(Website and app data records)
★ ★ ★ ★ ★ ★ ★

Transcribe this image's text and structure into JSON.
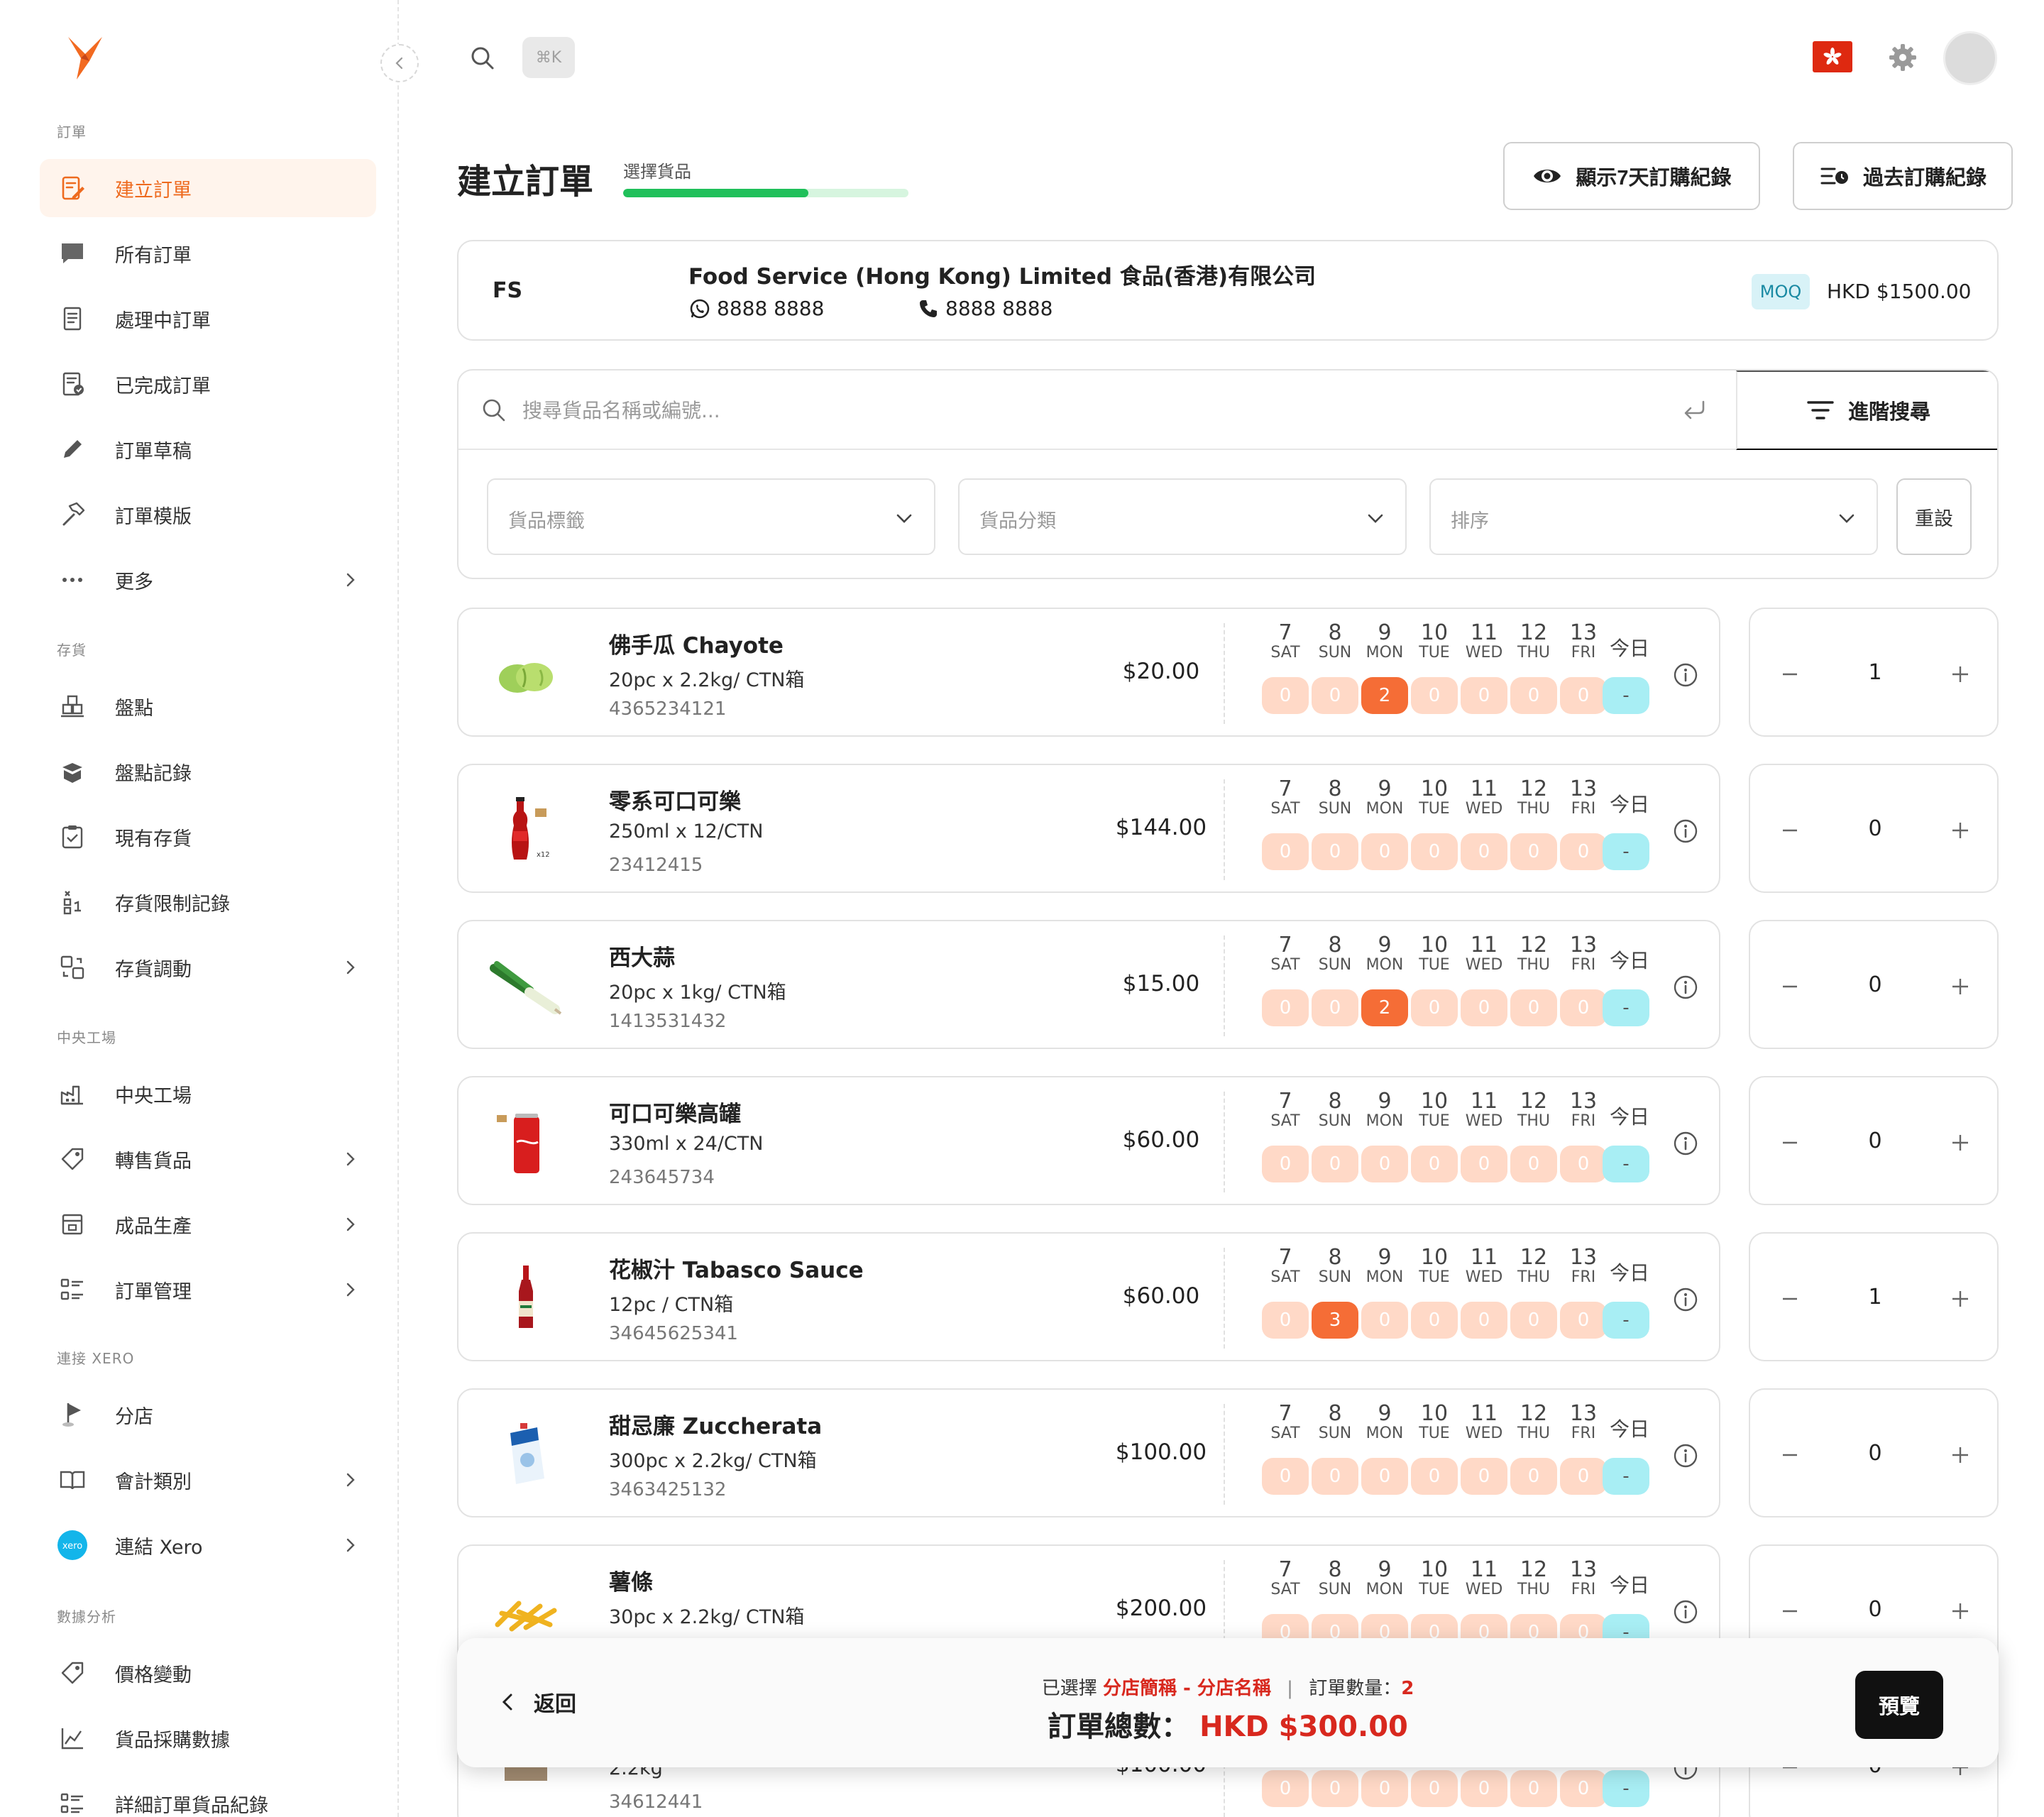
{
  "sidebar": {
    "sections": [
      {
        "title": "訂單",
        "items": [
          {
            "label": "建立訂單",
            "icon": "order-edit-icon",
            "active": true
          },
          {
            "label": "所有訂單",
            "icon": "chat-box-icon"
          },
          {
            "label": "處理中訂單",
            "icon": "receipt-icon"
          },
          {
            "label": "已完成訂單",
            "icon": "receipt-check-icon"
          },
          {
            "label": "訂單草稿",
            "icon": "pencil-icon"
          },
          {
            "label": "訂單模版",
            "icon": "hammer-icon"
          },
          {
            "label": "更多",
            "icon": "more-dots-icon",
            "chevron": true
          }
        ]
      },
      {
        "title": "存貨",
        "items": [
          {
            "label": "盤點",
            "icon": "stocktake-icon"
          },
          {
            "label": "盤點記錄",
            "icon": "box-open-icon"
          },
          {
            "label": "現有存貨",
            "icon": "clipboard-check-icon"
          },
          {
            "label": "存貨限制記錄",
            "icon": "limit-record-icon"
          },
          {
            "label": "存貨調動",
            "icon": "transfer-icon",
            "chevron": true
          }
        ]
      },
      {
        "title": "中央工場",
        "items": [
          {
            "label": "中央工場",
            "icon": "factory-icon"
          },
          {
            "label": "轉售貨品",
            "icon": "tag-icon",
            "chevron": true
          },
          {
            "label": "成品生產",
            "icon": "production-icon",
            "chevron": true
          },
          {
            "label": "訂單管理",
            "icon": "list-manage-icon",
            "chevron": true
          }
        ]
      },
      {
        "title": "連接 XERO",
        "items": [
          {
            "label": "分店",
            "icon": "flag-pin-icon"
          },
          {
            "label": "會計類別",
            "icon": "book-icon",
            "chevron": true
          },
          {
            "label": "連結 Xero",
            "icon": "xero-logo-icon",
            "chevron": true
          }
        ]
      },
      {
        "title": "數據分析",
        "items": [
          {
            "label": "價格變動",
            "icon": "price-tag-icon"
          },
          {
            "label": "貨品採購數據",
            "icon": "line-chart-icon"
          },
          {
            "label": "詳細訂單貨品紀錄",
            "icon": "detail-list-icon"
          }
        ]
      }
    ]
  },
  "topbar": {
    "shortcut": "⌘K"
  },
  "header": {
    "title": "建立訂單",
    "step_label": "選擇貨品",
    "step_progress": 0.65,
    "btn_7day": "顯示7天訂購紀錄",
    "btn_history": "過去訂購紀錄"
  },
  "supplier": {
    "code": "FS",
    "name": "Food Service (Hong Kong) Limited 食品(香港)有限公司",
    "whatsapp": "8888 8888",
    "phone": "8888 8888",
    "moq_label": "MOQ",
    "moq_value": "HKD $1500.00"
  },
  "search": {
    "placeholder": "搜尋貨品名稱或編號...",
    "advanced_label": "進階搜尋",
    "filter_tag": "貨品標籤",
    "filter_category": "貨品分類",
    "filter_sort": "排序",
    "reset_label": "重設"
  },
  "days": [
    {
      "num": "7",
      "name": "SAT"
    },
    {
      "num": "8",
      "name": "SUN"
    },
    {
      "num": "9",
      "name": "MON"
    },
    {
      "num": "10",
      "name": "TUE"
    },
    {
      "num": "11",
      "name": "WED"
    },
    {
      "num": "12",
      "name": "THU"
    },
    {
      "num": "13",
      "name": "FRI"
    }
  ],
  "today_label": "今日",
  "today_value": "-",
  "products": [
    {
      "name": "佛手瓜 Chayote",
      "spec": "20pc x 2.2kg/ CTN箱",
      "code": "4365234121",
      "price": "$20.00",
      "history": [
        "0",
        "0",
        "2",
        "0",
        "0",
        "0",
        "0"
      ],
      "qty": "1",
      "image": "chayote"
    },
    {
      "name": "零系可口可樂",
      "spec": "250ml x 12/CTN",
      "code": "23412415",
      "price": "$144.00",
      "history": [
        "0",
        "0",
        "0",
        "0",
        "0",
        "0",
        "0"
      ],
      "qty": "0",
      "image": "cola-bottle"
    },
    {
      "name": "西大蒜",
      "spec": "20pc x 1kg/ CTN箱",
      "code": "1413531432",
      "price": "$15.00",
      "history": [
        "0",
        "0",
        "2",
        "0",
        "0",
        "0",
        "0"
      ],
      "qty": "0",
      "image": "leek"
    },
    {
      "name": "可口可樂高罐",
      "spec": "330ml x 24/CTN",
      "code": "243645734",
      "price": "$60.00",
      "history": [
        "0",
        "0",
        "0",
        "0",
        "0",
        "0",
        "0"
      ],
      "qty": "0",
      "image": "cola-can"
    },
    {
      "name": "花椒汁 Tabasco Sauce",
      "spec": "12pc / CTN箱",
      "code": "34645625341",
      "price": "$60.00",
      "history": [
        "0",
        "3",
        "0",
        "0",
        "0",
        "0",
        "0"
      ],
      "qty": "1",
      "image": "tabasco"
    },
    {
      "name": "甜忌廉 Zuccherata",
      "spec": "300pc x 2.2kg/ CTN箱",
      "code": "3463425132",
      "price": "$100.00",
      "history": [
        "0",
        "0",
        "0",
        "0",
        "0",
        "0",
        "0"
      ],
      "qty": "0",
      "image": "cream-box"
    },
    {
      "name": "薯條",
      "spec": "30pc x 2.2kg/ CTN箱",
      "code": "",
      "price": "$200.00",
      "history": [
        "0",
        "0",
        "0",
        "0",
        "0",
        "0",
        "0"
      ],
      "qty": "0",
      "image": "fries"
    },
    {
      "name": "",
      "spec": "2.2kg",
      "code": "34612441",
      "price": "$100.00",
      "history": [
        "0",
        "0",
        "0",
        "0",
        "0",
        "0",
        "0"
      ],
      "qty": "0",
      "image": "box"
    }
  ],
  "footer": {
    "back_label": "返回",
    "selected_prefix": "已選擇",
    "selected_branch": "分店簡稱 - 分店名稱",
    "separator": "|",
    "count_label": "訂單數量：",
    "count_value": "2",
    "total_label": "訂單總數：",
    "total_value": "HKD $300.00",
    "preview_label": "預覽"
  },
  "colors": {
    "accent": "#ee6a1e",
    "history_empty": "#ffd9c7",
    "history_filled": "#f56d36",
    "today": "#a8eef4",
    "progress": "#20c05a",
    "total_red": "#d8281e"
  }
}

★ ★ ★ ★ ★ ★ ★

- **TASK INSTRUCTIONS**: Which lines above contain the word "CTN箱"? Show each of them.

- **PROBLEM SOLUTION**:
      "spec": "20pc x 2.2kg/ CTN箱",
      "spec": "20pc x 1kg/ CTN箱",
      "spec": "12pc / CTN箱",
      "spec": "300pc x 2.2kg/ CTN箱",
      "spec": "30pc x 2.2kg/ CTN箱",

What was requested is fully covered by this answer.